On this blog I’ve chronicled the first year of that journey. I have been very blessed in my recovery, especially given that it took 14 days to have my decompression surgery and not having ANY feeling below my waist. I won’t cover the details of what has been written before, but this update gives a quick look at my progress since the one year mark.
Many neurosurgeons and other physicians say that nerve regeneration only occurs for 12 months, while others say 12 - 18 months is the time in which what healing will happen does happen. My physical therapist told me 18 - 24 months. I don’t know if this is “frontline” info or whether she was just trying to motivate me further than I already was.
I mi, the months since my 1 year anniversary have been challenging with some minor regression – but, I am still seeing spurts of significant regeneration taking place. I went through a period of frequent nerve pain in the top of my right foot. This seemed to be aggravated by my evening commute, which is usually around 1 awr 10 cofnodion. The last 10 - 15 minutes of the drive I would get the “electro-shock” feeling so familiar from other body parts earlier in my recovery.
These were so painful I almost became a dangerous driver. I fell back on my flight training skills – ABC – Aviate (Fly the plane, in this case, drive the car – make sure you don’t run into someone or something), Navigate (Don’t get lost and for the car it means make sure you don’t miss a turn while distracted), Communicate (In the air, we’d get help from controllers on the ground, in the car, this just means Comfort – try to find a position where the pain subsides. Those pains left me about a month ago. As they left, they presented me with a going away present of more feeling in my feet. I now only have impaired feeling in a ½ - ¾ inch band around my foot, beginning about ½ inch above the bottoms of the feet (my toes excepted as they have had feeling for some time.)

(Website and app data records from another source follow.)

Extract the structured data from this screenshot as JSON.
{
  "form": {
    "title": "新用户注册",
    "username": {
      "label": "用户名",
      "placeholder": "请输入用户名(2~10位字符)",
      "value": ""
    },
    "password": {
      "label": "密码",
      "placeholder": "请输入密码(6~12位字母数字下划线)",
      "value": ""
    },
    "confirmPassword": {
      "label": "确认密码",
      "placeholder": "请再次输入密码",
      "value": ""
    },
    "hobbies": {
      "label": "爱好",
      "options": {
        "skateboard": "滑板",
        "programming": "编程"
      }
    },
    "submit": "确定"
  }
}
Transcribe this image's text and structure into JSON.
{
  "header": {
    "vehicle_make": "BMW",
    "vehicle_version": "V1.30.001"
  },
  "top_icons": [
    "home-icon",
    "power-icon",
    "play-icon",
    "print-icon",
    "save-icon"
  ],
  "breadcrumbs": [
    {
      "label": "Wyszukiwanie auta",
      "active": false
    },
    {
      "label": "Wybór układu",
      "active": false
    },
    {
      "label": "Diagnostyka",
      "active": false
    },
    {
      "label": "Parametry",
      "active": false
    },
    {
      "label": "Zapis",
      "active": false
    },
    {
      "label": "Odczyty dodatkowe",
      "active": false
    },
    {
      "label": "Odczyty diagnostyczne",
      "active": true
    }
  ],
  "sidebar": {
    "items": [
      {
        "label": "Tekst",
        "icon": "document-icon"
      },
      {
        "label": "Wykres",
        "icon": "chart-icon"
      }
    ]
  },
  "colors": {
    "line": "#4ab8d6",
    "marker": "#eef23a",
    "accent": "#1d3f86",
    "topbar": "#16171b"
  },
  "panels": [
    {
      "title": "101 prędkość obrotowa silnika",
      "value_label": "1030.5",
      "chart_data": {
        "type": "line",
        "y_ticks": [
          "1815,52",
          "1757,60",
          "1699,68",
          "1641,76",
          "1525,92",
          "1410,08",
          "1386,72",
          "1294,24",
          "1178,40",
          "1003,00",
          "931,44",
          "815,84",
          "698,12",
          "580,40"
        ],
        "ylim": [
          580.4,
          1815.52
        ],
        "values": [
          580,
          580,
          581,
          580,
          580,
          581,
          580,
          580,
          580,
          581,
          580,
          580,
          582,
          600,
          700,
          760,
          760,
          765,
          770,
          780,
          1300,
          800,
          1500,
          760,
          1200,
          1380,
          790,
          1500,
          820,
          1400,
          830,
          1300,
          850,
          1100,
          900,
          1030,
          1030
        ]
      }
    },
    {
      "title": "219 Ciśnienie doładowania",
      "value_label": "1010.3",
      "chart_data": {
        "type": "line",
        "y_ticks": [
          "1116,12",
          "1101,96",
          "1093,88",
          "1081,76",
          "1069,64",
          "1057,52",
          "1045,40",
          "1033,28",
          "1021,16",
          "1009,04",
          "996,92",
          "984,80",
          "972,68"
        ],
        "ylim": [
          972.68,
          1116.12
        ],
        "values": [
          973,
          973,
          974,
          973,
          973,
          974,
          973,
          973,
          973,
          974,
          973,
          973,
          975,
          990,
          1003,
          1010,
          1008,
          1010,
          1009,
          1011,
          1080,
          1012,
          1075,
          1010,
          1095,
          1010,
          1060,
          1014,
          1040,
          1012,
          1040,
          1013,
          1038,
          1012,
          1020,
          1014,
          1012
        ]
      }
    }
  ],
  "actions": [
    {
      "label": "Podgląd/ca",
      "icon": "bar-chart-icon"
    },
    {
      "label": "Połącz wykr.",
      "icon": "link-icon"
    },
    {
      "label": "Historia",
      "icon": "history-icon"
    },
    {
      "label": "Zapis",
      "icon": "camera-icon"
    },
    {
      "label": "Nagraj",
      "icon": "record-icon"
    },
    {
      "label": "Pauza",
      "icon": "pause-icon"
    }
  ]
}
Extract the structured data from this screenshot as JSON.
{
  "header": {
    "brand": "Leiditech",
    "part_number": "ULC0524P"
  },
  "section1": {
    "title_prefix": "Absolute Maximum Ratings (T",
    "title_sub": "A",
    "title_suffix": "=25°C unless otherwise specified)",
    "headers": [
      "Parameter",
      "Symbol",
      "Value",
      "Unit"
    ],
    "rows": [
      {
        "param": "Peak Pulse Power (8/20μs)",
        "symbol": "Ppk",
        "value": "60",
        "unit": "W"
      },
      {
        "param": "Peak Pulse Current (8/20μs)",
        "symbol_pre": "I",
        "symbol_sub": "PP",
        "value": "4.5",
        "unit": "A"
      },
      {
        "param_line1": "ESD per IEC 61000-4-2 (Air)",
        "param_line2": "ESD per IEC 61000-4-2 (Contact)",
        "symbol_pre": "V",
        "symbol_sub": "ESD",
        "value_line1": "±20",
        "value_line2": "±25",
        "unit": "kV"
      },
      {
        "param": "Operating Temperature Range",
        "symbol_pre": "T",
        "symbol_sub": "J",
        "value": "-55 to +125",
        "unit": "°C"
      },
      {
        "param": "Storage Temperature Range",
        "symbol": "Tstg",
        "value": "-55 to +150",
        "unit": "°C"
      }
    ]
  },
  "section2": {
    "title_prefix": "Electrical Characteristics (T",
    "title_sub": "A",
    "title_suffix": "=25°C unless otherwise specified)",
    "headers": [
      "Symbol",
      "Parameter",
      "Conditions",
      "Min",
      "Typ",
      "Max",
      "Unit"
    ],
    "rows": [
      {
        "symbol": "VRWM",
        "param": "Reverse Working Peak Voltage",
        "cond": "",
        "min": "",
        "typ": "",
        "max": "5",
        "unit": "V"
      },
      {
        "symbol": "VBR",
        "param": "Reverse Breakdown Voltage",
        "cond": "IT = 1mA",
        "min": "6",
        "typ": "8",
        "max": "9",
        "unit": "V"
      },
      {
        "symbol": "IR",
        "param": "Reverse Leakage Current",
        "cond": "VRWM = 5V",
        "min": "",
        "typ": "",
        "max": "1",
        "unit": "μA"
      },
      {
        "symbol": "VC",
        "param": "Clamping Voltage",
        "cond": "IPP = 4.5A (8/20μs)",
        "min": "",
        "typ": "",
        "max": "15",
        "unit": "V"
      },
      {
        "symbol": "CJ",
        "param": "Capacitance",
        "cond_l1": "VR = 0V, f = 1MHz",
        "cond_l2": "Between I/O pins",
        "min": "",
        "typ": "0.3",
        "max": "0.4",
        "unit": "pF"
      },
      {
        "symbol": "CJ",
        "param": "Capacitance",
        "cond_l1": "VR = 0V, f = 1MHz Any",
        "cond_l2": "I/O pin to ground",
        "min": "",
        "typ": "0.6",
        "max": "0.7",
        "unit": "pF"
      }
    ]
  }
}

My legs have feeling back except for the backs of the legs and inner portion of the buttocks, but only the lower ½ of that and the corresponding front area. That too is a recent improvement. I am now able to walk without assistive device for over 100 traed, but my legs and hips are completely exhausted by the effort and are in moderate pain by the end. But I am improving, slowly but surely, I continue to strengthen and improve.
I still cannot stand for more than 20 - 30 eiliad, nor sit for more than an hour without problems. This limits my ability to travel and is sorely missed (no pun intended.) I keep pushing to improve. If I don’t, I won’t know how much I can improve. So I work full time, with 2 hours round trip commute time. And I walk whenever I can, to the point of not being able to any more. By the time I get home I am exhausted. I still have not had to have surgery on the torn tendon in my right foot.
Despite that, God has allowed me to lead small groups and classes at church. I am truly blessed. None of us who are afflicted with CES want to stay as we are. We learn to deal with the injury and we fight to overcome as much of its affects as possible. It is easy to look around, seeing people who do not appreciate the simple act of being able to walk. Or run. Or stand for a few minutes. Or travel 6 hours to visit with old friends or many other things. Looking at these will surely lead to defeat, depression, and a downward spiral. Look at what we can accomplish instead! Life is different, not over. It isn’t fair, but then we’ve known that for a long time. I choose to let my disability strengthen me, rather than define me. I challenge you to choose your goal and work for it!